### ABOUT THIS TASK
What lines of the data below hold the string "cookie"? Copy each one out.

[Data records]
▽

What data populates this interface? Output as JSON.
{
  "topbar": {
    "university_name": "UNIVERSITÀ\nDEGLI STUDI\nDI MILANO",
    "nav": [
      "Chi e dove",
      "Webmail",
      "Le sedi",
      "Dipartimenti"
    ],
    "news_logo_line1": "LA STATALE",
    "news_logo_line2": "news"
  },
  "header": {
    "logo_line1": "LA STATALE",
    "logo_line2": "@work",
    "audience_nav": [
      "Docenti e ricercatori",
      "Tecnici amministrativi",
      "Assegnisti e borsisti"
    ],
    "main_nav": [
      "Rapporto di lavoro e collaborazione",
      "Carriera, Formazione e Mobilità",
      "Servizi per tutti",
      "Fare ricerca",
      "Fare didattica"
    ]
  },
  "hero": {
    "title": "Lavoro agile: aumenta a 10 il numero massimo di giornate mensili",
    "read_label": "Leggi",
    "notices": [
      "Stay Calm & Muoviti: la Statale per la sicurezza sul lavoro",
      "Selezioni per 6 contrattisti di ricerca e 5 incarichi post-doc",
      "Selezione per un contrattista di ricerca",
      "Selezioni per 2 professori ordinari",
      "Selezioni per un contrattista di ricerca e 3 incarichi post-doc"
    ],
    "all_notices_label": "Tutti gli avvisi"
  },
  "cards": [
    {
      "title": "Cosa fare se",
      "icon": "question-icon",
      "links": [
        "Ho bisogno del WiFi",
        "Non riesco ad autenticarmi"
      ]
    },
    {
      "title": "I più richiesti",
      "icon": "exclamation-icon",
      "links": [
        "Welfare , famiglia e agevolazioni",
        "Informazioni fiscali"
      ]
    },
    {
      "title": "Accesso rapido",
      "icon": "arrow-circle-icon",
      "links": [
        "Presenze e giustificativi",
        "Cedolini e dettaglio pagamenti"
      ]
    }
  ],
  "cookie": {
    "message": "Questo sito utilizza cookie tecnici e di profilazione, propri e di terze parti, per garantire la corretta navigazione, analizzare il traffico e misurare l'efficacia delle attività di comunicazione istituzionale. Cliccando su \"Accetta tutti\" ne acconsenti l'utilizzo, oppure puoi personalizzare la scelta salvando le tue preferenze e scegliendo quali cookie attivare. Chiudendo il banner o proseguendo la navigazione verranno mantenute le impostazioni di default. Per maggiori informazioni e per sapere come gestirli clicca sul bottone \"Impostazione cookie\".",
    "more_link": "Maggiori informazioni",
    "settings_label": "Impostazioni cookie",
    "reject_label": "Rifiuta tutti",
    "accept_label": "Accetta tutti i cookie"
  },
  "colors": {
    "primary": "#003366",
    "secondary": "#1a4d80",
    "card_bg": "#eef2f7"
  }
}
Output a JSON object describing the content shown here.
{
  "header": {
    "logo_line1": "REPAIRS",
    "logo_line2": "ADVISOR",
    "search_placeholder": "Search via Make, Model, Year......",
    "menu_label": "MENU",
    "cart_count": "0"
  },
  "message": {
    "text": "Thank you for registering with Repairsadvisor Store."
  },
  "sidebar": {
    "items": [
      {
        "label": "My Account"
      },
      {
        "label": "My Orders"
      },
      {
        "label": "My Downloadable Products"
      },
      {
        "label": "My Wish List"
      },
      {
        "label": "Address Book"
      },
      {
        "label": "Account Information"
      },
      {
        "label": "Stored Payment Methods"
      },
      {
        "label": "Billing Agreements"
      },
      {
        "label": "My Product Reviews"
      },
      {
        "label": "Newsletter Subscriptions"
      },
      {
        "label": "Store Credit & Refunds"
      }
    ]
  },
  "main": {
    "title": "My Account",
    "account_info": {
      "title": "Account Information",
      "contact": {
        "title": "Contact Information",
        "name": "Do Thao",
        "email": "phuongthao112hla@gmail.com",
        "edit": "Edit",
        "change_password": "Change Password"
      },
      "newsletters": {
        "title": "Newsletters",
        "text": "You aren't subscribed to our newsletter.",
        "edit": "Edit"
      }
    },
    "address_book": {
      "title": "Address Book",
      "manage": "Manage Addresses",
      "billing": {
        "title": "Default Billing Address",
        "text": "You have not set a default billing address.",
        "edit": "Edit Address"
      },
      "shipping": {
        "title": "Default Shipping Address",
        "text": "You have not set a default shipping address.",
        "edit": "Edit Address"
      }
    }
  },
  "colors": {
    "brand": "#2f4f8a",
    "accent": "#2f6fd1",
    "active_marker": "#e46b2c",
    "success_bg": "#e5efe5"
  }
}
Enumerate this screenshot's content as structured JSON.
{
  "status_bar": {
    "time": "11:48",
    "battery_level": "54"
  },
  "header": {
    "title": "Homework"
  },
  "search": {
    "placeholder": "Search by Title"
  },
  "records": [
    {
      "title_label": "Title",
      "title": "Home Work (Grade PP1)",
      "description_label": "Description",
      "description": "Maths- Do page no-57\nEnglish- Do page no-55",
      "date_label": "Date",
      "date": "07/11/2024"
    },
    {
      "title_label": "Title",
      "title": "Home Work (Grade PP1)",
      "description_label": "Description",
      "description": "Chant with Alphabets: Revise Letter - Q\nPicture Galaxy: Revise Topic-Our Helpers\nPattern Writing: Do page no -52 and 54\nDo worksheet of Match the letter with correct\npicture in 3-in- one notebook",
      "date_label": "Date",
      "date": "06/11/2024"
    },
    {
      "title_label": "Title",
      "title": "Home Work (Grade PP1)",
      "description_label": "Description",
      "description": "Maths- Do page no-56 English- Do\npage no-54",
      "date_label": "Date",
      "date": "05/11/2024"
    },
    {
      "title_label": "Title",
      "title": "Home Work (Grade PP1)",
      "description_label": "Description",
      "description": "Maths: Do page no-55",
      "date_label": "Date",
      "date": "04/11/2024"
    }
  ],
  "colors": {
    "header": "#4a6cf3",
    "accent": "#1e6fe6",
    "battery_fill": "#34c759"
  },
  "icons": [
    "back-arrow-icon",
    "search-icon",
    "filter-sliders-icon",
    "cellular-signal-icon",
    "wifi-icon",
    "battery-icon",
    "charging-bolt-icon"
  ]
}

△

### RESULT
  "cookie": {
    "message": "Questo sito utilizza cookie tecnici e di profilazione, propri e di terze parti, per garantire la corretta navigazione, analizzare il traffico e misurare l'efficacia delle attività di comunicazione istituzionale. Cliccando su \"Accetta tutti\" ne acconsenti l'utilizzo, oppure puoi personalizzare la scelta salvando le tue preferenze e scegliendo quali cookie attivare. Chiudendo il banner o proseguendo la navigazione verranno mantenute le impostazioni di default. Per maggiori informazioni e per sapere come gestirli clicca sul bottone \"Impostazione cookie\".",
    "settings_label": "Impostazioni cookie",
    "accept_label": "Accetta tutti i cookie"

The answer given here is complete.